But at least I’m not Arthur, doing people’s homework. (After the junior school summer project back in the mid 1990s, when the Resident IT Consultant and I really excelled at helping with, well, with something, we don’t do it so much.) I really loved this piece on Meg Rosoff’s blog, which I understand she has borrowed from somewhere else. More Arthurs should be doing this. With belated thanks to James Thurber, who was very funny.

It’s the 1st of April (at least it is here and now for me, and don’t bother telling me if it isn’t for you), so let’s continue with more funny. I am reasonably certain this came courtesy of Sara Paretsky. It seems quite a while ago, too, now that I look carefully.

Dog and psychiatrist

Presumably I wouldn’t be here doing this, if I didn’t have access to free speech. I think I probably still have free speech. Although, certain things make you wonder. I’ll leave you with Statler and Waldorf. They know why you should support Amnesty International, because there are places that are far worse. It would be nice if they got better, and it would be quite nice if we didn’t join them by losing what we’ve got.

2011 Guardian longlist

Well, I was all prepared for it to happen a week ago, and then it didn’t. That’s the problem with a lack of information. Yes, yes, I know I’m a witch. Ought to be able to work it out with no help. But help is a sociable thing. OK, I’m not a very sociable creature, either.

‘That’s a short longlist‘ said Daughter. And it is, but the Guardian seems to prefer it that way, and at least it’s easier to get a proper view of it with only eight titles on the longlist. As far as I’m concerned it’s also an abysmally unknown longlist. But this time I’ve worked out why.

So, to the list: David Almond, My Name is Mina; Lissa Evans, Small Change for Stuart; Frances Hardinge, Twilight Robbery; Saci Lloyd, Momentum; Simon Mason, Moon Pie; Andy Mulligan, Return to Ribblestrop; Annabel Pitcher, My Sister Lives on the Mantelpiece; Andy Stanton, Mr Gum and the Secret Hideout.

I have read Moon Pie and listened to My Sister Lives on the Mantelpiece. Both books have been heavily publicised not only in my direction, but I’m sure at most people with an interest in children’s books.

I obviously know David Almond, and have almost been tempted to read about Mina. David is a marvellous writer, but the last of his books that I read made me so depressed that I decided not to risk it again. I just don’t know. I’ve had a Frances Hardinge book around, but it was one of those I ran out of time with.

Andy Stanton

After reading the first Mr Gum I have not followed his subsequent career. Could be I’m not a little boy any longer. I have never heard of Lissa Evans or Saci Lloyd. As for Andy Mulligan, I loved the first Ribblestrop, and have been on the verge to try and get hold of this second book, just to immerse myself in more warm insanity and adventure.
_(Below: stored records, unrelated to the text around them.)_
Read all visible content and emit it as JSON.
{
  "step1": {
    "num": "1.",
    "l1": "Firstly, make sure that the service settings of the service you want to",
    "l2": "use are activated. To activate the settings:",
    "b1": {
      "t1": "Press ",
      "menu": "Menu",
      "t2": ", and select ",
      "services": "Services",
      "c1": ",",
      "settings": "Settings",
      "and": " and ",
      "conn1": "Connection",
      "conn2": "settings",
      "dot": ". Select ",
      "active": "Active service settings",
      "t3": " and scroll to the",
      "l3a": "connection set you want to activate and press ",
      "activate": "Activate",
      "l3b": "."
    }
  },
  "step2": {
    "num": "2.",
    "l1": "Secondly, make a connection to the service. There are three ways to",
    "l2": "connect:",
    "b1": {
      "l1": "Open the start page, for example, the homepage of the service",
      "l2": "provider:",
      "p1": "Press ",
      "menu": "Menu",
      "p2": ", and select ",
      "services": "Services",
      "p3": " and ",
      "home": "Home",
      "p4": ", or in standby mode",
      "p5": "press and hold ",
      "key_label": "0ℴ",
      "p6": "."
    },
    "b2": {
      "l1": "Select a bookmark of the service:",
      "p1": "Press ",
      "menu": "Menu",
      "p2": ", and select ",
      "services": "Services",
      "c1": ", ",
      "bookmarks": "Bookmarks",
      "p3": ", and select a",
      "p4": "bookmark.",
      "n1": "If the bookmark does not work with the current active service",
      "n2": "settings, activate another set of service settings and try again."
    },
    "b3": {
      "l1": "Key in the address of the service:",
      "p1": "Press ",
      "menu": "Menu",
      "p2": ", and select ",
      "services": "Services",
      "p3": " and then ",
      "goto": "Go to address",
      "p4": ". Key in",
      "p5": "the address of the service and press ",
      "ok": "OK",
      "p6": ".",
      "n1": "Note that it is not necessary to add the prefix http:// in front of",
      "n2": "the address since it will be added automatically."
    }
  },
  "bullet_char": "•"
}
Just as I have asked countless times to be included on the Guardian’s press information email list (and you know, this time I thought I actually was), it seems I’m still not. Which limits me to guesswork on the when, and leaves me to read the information in the paper along with everyone else.

The same with several of the books. They are published by companies I keep trying to get regular information from, and regularly failing. Most are quite happy to help when asked, but, you know, I have to know, before I can ask.

It’s not the books I’ve got in my piles but haven’t read that are on the list. It’s the ones I’ve not even got near.

You’ll be wanting to know which of the hopefuls will make the shortlist. (I wonder when that is?) It will – most likely – be David Almond, Simon Mason, Annabel Pitcher and, let’s see, Andy Stanton. I wish all of them the best of luck.